Finalists have been announced for the Hollywood Reporter's 39th Annual Key Art Awards, honoring achievements in movie advertising, including best designs and copy lines in movie posters.
"Key Art" refers to the image on which a film's marketing materials are based a painting, graphic, photo or montage that takes center stage on the film's poster, newspaper ads, and lobby displays. Two of the most striking iconic images from last year were the Starship Enterprise and Michael Jackson.
Marketing executives, creative directors, art directors, designers and other movie and ad industry figures judge choices for best posters, trailers, TV ads, new media and packaging, for theatrical and home entertainment releases. There are separate categories according to genre (i.e., action, comedy, drama, horror) and rating (PG-13 and lower, R and higher).
"Teaser" posters are exactly that they're to tease you about an upcoming movie, often appearing many months before the release date, just to let you know that you will so be there on opening weekend. Some teaser posters and trailers may be released before the movie is even shot, so anxious are marketers to get the word out.
The Russian film "12," inspired by the classic jury drama "12 Angry Men."
Hollywood does mayhem very well, as evidenced by these two apocalyptic posters for "2012."
Many studios' marketing campaigns are actually designed by outside agencies, whose art directors and designers are up for the awards. Santa Monica-based Ignition Creative leads all agencies this year with 59 Kay Art Award nominations, including their designs for "District 9," "The Cove" and "The Men Who Stare at Goats."
This witty design captures the core of the comedy "Cold Souls," in which an actor (Paul Giamatti) rents a soul in order to perform a role more, well, soulfully, only to discover an underground trade in souls.
This poster advertising the animated film "Coraline" merely suggests the journey of the central character without actually revealing anything.
This Australasian poster for "Antichrist" cuts to the chase of one of the most controversial aspects of Lars von Trier's sexual drama.
The poster for "Taken" is a fine example of a copy line being used as an integral part of the poster's design.
Two of this year's nominees for Comedy Posters (Rated R and Above) were created by L.A.-based Mojo, "Away We Go" and "Taking Woodstock."
The angles of these striking posters for "Ninja Assassin" and "The International" each deliver a sense of impending dread and terror.
The poster for "(500) Days of Summer" encapsulates a fascination with love interest Zooey Deschanel.
Photography used in posters may highlight the film's stars, or obscure them. In the case of "Duplicity" the graphic design sets up the cat-and-mouse spy caper pitting Julia Roberts against Clive Owen, while the dreamy look of "Nine" suggests Daniel Day-Lewis is not the main focus of the musical celebrating romantic movie fantasies.
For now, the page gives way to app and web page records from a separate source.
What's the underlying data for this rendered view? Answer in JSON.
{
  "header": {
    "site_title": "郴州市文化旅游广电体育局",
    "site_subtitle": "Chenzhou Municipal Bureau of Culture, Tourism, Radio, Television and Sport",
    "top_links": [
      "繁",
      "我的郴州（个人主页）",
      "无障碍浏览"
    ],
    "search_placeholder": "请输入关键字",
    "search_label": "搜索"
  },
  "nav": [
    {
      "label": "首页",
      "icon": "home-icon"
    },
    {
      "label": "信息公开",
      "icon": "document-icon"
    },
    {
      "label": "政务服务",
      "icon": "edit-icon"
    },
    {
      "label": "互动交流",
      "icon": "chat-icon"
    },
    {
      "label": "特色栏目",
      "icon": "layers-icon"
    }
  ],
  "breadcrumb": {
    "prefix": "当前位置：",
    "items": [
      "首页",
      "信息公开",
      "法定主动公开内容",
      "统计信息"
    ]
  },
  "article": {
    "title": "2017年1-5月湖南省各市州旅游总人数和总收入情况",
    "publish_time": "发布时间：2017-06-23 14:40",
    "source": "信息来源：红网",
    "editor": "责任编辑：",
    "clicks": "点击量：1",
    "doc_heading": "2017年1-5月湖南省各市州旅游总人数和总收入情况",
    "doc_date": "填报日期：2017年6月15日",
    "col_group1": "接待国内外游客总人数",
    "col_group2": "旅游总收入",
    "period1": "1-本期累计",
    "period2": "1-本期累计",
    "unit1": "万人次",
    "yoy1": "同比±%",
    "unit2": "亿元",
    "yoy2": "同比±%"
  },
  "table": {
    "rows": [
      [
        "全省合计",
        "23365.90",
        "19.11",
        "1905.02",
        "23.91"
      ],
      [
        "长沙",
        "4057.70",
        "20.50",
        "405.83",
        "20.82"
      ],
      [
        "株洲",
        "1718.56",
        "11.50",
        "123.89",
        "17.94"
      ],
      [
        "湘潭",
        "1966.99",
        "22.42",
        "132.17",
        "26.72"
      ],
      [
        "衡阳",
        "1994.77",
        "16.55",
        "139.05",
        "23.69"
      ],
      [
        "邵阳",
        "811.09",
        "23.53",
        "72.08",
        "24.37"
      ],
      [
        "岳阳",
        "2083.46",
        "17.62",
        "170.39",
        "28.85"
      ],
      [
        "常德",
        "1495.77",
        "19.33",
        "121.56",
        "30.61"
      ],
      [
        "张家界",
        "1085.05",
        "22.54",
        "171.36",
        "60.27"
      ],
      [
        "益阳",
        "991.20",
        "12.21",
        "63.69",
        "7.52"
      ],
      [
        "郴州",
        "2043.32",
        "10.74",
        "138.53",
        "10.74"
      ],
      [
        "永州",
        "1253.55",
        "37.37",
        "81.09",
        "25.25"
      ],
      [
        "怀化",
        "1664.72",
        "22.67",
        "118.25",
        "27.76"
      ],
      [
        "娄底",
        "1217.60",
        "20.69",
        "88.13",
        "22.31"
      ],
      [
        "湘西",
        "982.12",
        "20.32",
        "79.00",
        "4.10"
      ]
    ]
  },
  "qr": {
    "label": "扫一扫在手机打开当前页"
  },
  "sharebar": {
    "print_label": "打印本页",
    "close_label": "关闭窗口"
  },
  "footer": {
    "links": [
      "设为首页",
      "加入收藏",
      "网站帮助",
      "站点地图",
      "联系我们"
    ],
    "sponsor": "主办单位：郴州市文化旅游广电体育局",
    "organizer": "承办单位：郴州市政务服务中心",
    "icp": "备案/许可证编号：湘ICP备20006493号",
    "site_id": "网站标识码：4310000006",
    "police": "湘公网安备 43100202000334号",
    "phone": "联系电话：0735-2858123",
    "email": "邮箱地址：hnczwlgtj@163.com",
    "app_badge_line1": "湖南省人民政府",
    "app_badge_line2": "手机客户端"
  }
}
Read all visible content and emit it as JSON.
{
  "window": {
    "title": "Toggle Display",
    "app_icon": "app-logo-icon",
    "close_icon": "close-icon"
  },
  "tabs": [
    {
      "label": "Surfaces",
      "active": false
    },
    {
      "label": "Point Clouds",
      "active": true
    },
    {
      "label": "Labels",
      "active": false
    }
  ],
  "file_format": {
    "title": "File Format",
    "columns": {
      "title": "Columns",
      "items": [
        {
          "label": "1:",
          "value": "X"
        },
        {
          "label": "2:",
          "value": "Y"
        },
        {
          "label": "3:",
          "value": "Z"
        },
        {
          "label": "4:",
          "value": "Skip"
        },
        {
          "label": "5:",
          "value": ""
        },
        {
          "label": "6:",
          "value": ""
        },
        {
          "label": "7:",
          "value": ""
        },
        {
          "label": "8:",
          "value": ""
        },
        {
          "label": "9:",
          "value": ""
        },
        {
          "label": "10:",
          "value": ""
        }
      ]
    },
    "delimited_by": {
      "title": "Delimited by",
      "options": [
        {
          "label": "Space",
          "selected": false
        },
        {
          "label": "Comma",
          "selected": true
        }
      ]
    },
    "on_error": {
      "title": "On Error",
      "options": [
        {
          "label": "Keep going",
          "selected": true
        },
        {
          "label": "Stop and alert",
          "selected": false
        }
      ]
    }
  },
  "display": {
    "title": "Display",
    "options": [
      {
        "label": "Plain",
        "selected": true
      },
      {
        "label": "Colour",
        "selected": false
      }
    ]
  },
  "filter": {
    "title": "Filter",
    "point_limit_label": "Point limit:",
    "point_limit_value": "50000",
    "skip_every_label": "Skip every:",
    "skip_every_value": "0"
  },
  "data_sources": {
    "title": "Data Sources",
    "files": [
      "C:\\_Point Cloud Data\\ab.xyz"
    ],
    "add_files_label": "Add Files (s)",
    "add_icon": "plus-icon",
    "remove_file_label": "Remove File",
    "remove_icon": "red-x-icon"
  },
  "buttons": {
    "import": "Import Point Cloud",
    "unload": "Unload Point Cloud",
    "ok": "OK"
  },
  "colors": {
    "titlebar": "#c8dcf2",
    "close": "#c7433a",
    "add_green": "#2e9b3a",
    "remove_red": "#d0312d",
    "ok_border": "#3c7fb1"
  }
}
The phantasmagorical U.K. one-sheet for Terry Gilliam's "The Imaginarium of Doctor Parnassus" reveals much of the film's wild imagery (and much of actress Lily Cole as well).
Among this year's horror poster nominees are "Grace" (about a baby with an appetite for human blood! ) and "The Uninvited."
The poster for last year's Oscar winner for Best Picture uses critical acclaim with a film image that perfectly captures the horror facing the film's bomb disposal technician.
A wonderfully appropriate image for this documentary on what really goes on in America's factory food production, without going into the grossness that viewers will actually witness.
Tyler Perry's films are well represented among this year's nominees. These designs were by the agency Ignition.
Poster designs for "Precious: Based on the Novel 'Push' by Sapphire" center on the film's themes of abuse and awakening.
Two examples of faces used to sell horror: "The Final Destination" and "Terminator: Salvation."
A haunting image for the sci-fi animated "9."
No fancy illustrations, no cloying copy lines. Just a very basic graphic that tells you everything you need to know about this comedy (and, when you think of it, about most movie comedies).
We're not talking Anton Chekhov here so a certain amount of grossness for this Canadian comedy is allowable, and probably well-suited.
And the Winners Are . . .
Winners for the Key Art Awards were announced June 11, 2010.
Best In Show and Theatrical Print - Action/Adventure Posters (Rated PG-13 and Below) went to BLT & Associates, for Paramount Pictures' "Star Trek."